Each entry that follows is to be duplicated exactly, without its images.

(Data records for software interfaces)
■ ■ ■ ■ ■

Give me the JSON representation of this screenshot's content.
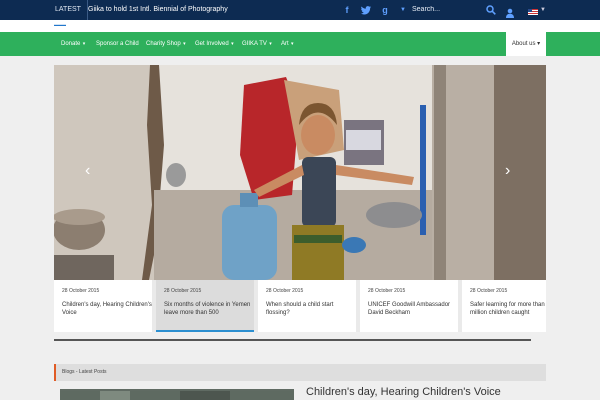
{
  "topbar": {
    "latest_label": "LATEST",
    "headline": "Giika to hold 1st Intl. Biennial of Photography",
    "search_placeholder": "Search...",
    "social": [
      {
        "icon": "facebook-icon",
        "glyph": "f"
      },
      {
        "icon": "twitter-icon",
        "glyph": "t"
      },
      {
        "icon": "google-plus-icon",
        "glyph": "g"
      },
      {
        "icon": "chevron-down-icon",
        "glyph": "▼"
      }
    ]
  },
  "nav": {
    "items": [
      {
        "label": "Donate",
        "dropdown": true
      },
      {
        "label": "Sponsor a Child",
        "dropdown": false
      },
      {
        "label": "Charity Shop",
        "dropdown": true
      },
      {
        "label": "Get Involved",
        "dropdown": true
      },
      {
        "label": "GIIKA TV",
        "dropdown": true
      },
      {
        "label": "Art",
        "dropdown": true
      }
    ],
    "about": "About us"
  },
  "slider": {
    "prev": "‹",
    "next": "›",
    "cards": [
      {
        "date": "28 October 2015",
        "title": "Children's day, Hearing Children's Voice",
        "active": false
      },
      {
        "date": "28 October 2015",
        "title": "Six months of violence in Yemen leave more than 500",
        "active": true
      },
      {
        "date": "28 October 2015",
        "title": "When should a child start flossing?",
        "active": false
      },
      {
        "date": "28 October 2015",
        "title": "UNICEF Goodwill Ambassador David Beckham",
        "active": false
      },
      {
        "date": "28 October 2015",
        "title": "Safer learning for more than 3 million children caught",
        "active": false
      }
    ]
  },
  "blog": {
    "heading": "Blogs - Latest Posts",
    "first_title": "Children's day, Hearing Children's Voice"
  },
  "colors": {
    "topbar": "#0d2b52",
    "nav": "#2eb05c",
    "accent_blue": "#2c8fd0",
    "accent_orange": "#e05b25"
  }
}
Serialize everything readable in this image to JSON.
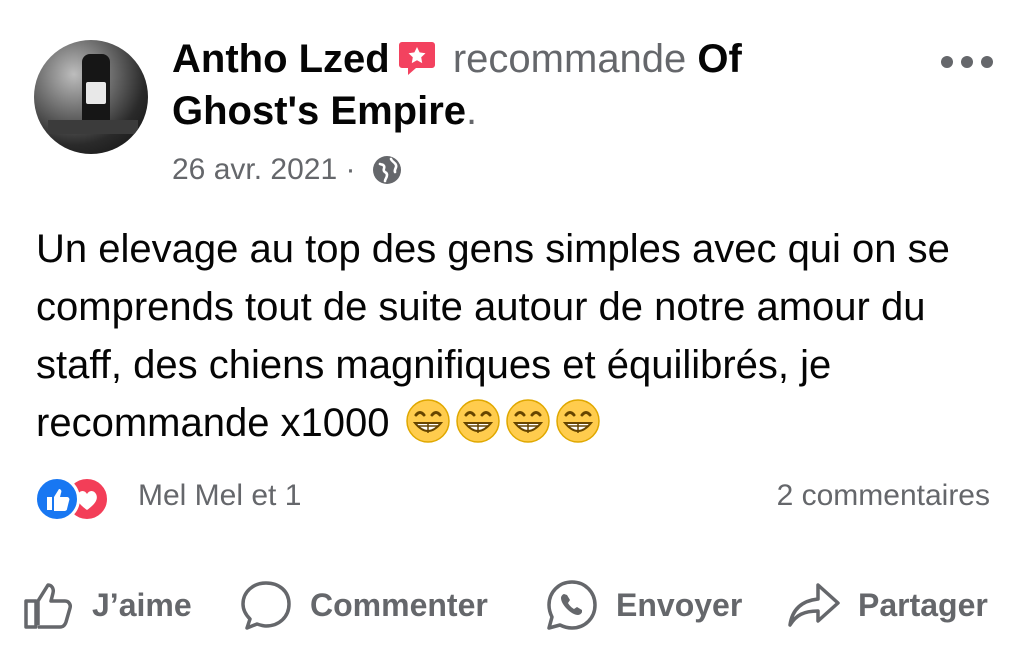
{
  "post": {
    "author": "Antho Lzed",
    "verb": "recommande",
    "page_name_line1": "Of",
    "page_name_line2": "Ghost's Empire",
    "period": ".",
    "date": "26 avr. 2021",
    "separator": "·",
    "privacy_icon": "globe-icon",
    "text": "Un elevage au top des gens simples avec qui on se comprends tout de suite autour de notre amour du staff, des chiens magnifiques et équilibrés,  je recommande x1000",
    "emojis": [
      "grinning-face",
      "grinning-face",
      "grinning-face",
      "grinning-face"
    ]
  },
  "reactions": {
    "icons": [
      "like",
      "love"
    ],
    "names": "Mel Mel et 1",
    "comments": "2 commentaires"
  },
  "actions": {
    "like": "J’aime",
    "comment": "Commenter",
    "send": "Envoyer",
    "share": "Partager"
  },
  "colors": {
    "text": "#050505",
    "muted": "#65676b",
    "like_blue": "#1877f2",
    "love_red": "#f33e58",
    "recommend_badge": "#f3425f"
  }
}
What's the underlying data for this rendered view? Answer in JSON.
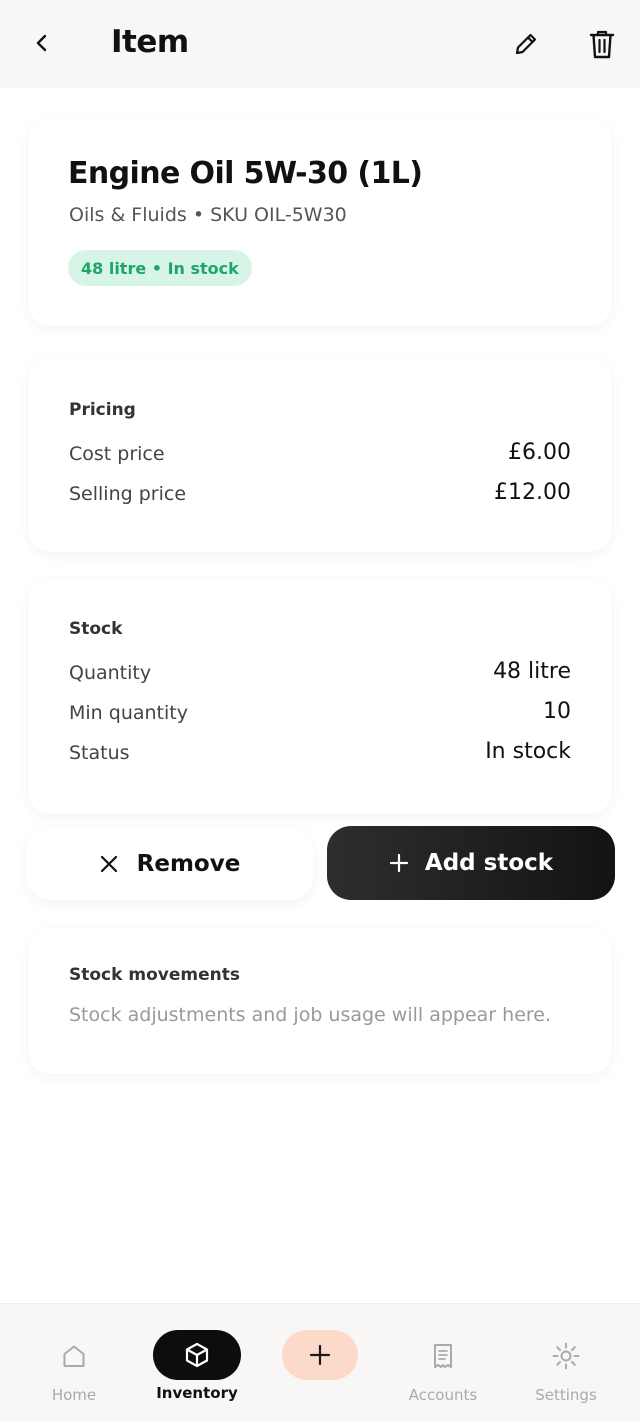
{
  "header": {
    "title": "Item",
    "back_icon": "chevron-left-icon",
    "edit_icon": "pencil-icon",
    "delete_icon": "trash-icon"
  },
  "item": {
    "name": "Engine Oil 5W-30 (1L)",
    "meta": "Oils & Fluids • SKU OIL-5W30",
    "badge": "48 litre • In stock",
    "badge_bg": "#d6f5e6",
    "badge_color": "#1ea56a"
  },
  "pricing": {
    "title": "Pricing",
    "rows": [
      {
        "label": "Cost price",
        "value": "£6.00"
      },
      {
        "label": "Selling price",
        "value": "£12.00"
      }
    ]
  },
  "stock": {
    "title": "Stock",
    "rows": [
      {
        "label": "Quantity",
        "value": "48 litre"
      },
      {
        "label": "Min quantity",
        "value": "10"
      },
      {
        "label": "Status",
        "value": "In stock"
      }
    ]
  },
  "actions": {
    "remove_label": "Remove",
    "remove_icon": "close-icon",
    "add_label": "Add stock",
    "add_icon": "plus-icon"
  },
  "movements": {
    "title": "Stock movements",
    "empty_text": "Stock adjustments and job usage will appear here."
  },
  "nav": {
    "home": "Home",
    "inventory": "Inventory",
    "accounts": "Accounts",
    "settings": "Settings",
    "active": "Inventory",
    "add_button_color": "#fcd9c9"
  }
}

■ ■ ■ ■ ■

**COMPLETED TASK**:
Give me the JSON representation of this screenshot's content.
{
  "topbar": {
    "latest_label": "LATEST",
    "headline": "Giika to hold 1st Intl. Biennial of Photography",
    "search_placeholder": "Search...",
    "social": [
      {
        "icon": "facebook-icon",
        "glyph": "f"
      },
      {
        "icon": "twitter-icon",
        "glyph": "t"
      },
      {
        "icon": "google-plus-icon",
        "glyph": "g"
      },
      {
        "icon": "chevron-down-icon",
        "glyph": "▼"
      }
    ]
  },
  "nav": {
    "items": [
      {
        "label": "Donate",
        "dropdown": true
      },
      {
        "label": "Sponsor a Child",
        "dropdown": false
      },
      {
        "label": "Charity Shop",
        "dropdown": true
      },
      {
        "label": "Get Involved",
        "dropdown": true
      },
      {
        "label": "GIIKA TV",
        "dropdown": true
      },
      {
        "label": "Art",
        "dropdown": true
      }
    ],
    "about": "About us"
  },
  "slider": {
    "prev": "‹",
    "next": "›",
    "cards": [
      {
        "date": "28 October 2015",
        "title": "Children's day, Hearing Children's Voice",
        "active": false
      },
      {
        "date": "28 October 2015",
        "title": "Six months of violence in Yemen leave more than 500",
        "active": true
      },
      {
        "date": "28 October 2015",
        "title": "When should a child start flossing?",
        "active": false
      },
      {
        "date": "28 October 2015",
        "title": "UNICEF Goodwill Ambassador David Beckham",
        "active": false
      },
      {
        "date": "28 October 2015",
        "title": "Safer learning for more than 3 million children caught",
        "active": false
      }
    ]
  },
  "blog": {
    "heading": "Blogs - Latest Posts",
    "first_title": "Children's day, Hearing Children's Voice"
  },
  "colors": {
    "topbar": "#0d2b52",
    "nav": "#2eb05c",
    "accent_blue": "#2c8fd0",
    "accent_orange": "#e05b25"
  }
}
Serialize everything readable in this image to JSON.
{
  "post": {
    "author": "Antho Lzed",
    "verb": "recommande",
    "page_name_line1": "Of",
    "page_name_line2": "Ghost's Empire",
    "period": ".",
    "date": "26 avr. 2021",
    "separator": "·",
    "privacy_icon": "globe-icon",
    "text": "Un elevage au top des gens simples avec qui on se comprends tout de suite autour de notre amour du staff, des chiens magnifiques et équilibrés,  je recommande x1000",
    "emojis": [
      "grinning-face",
      "grinning-face",
      "grinning-face",
      "grinning-face"
    ]
  },
  "reactions": {
    "icons": [
      "like",
      "love"
    ],
    "names": "Mel Mel et 1",
    "comments": "2 commentaires"
  },
  "actions": {
    "like": "J’aime",
    "comment": "Commenter",
    "send": "Envoyer",
    "share": "Partager"
  },
  "colors": {
    "text": "#050505",
    "muted": "#65676b",
    "like_blue": "#1877f2",
    "love_red": "#f33e58",
    "recommend_badge": "#f3425f"
  }
}
What's the underlying data for this rendered view? Answer in JSON.
{
  "header": {
    "title": "Item",
    "back_icon": "chevron-left-icon",
    "edit_icon": "pencil-icon",
    "delete_icon": "trash-icon"
  },
  "item": {
    "name": "Engine Oil 5W-30 (1L)",
    "meta": "Oils & Fluids • SKU OIL-5W30",
    "badge": "48 litre • In stock",
    "badge_bg": "#d6f5e6",
    "badge_color": "#1ea56a"
  },
  "pricing": {
    "title": "Pricing",
    "rows": [
      {
        "label": "Cost price",
        "value": "£6.00"
      },
      {
        "label": "Selling price",
        "value": "£12.00"
      }
    ]
  },
  "stock": {
    "title": "Stock",
    "rows": [
      {
        "label": "Quantity",
        "value": "48 litre"
      },
      {
        "label": "Min quantity",
        "value": "10"
      },
      {
        "label": "Status",
        "value": "In stock"
      }
    ]
  },
  "actions": {
    "remove_label": "Remove",
    "remove_icon": "close-icon",
    "add_label": "Add stock",
    "add_icon": "plus-icon"
  },
  "movements": {
    "title": "Stock movements",
    "empty_text": "Stock adjustments and job usage will appear here."
  },
  "nav": {
    "home": "Home",
    "inventory": "Inventory",
    "accounts": "Accounts",
    "settings": "Settings",
    "active": "Inventory",
    "add_button_color": "#fcd9c9"
  }
}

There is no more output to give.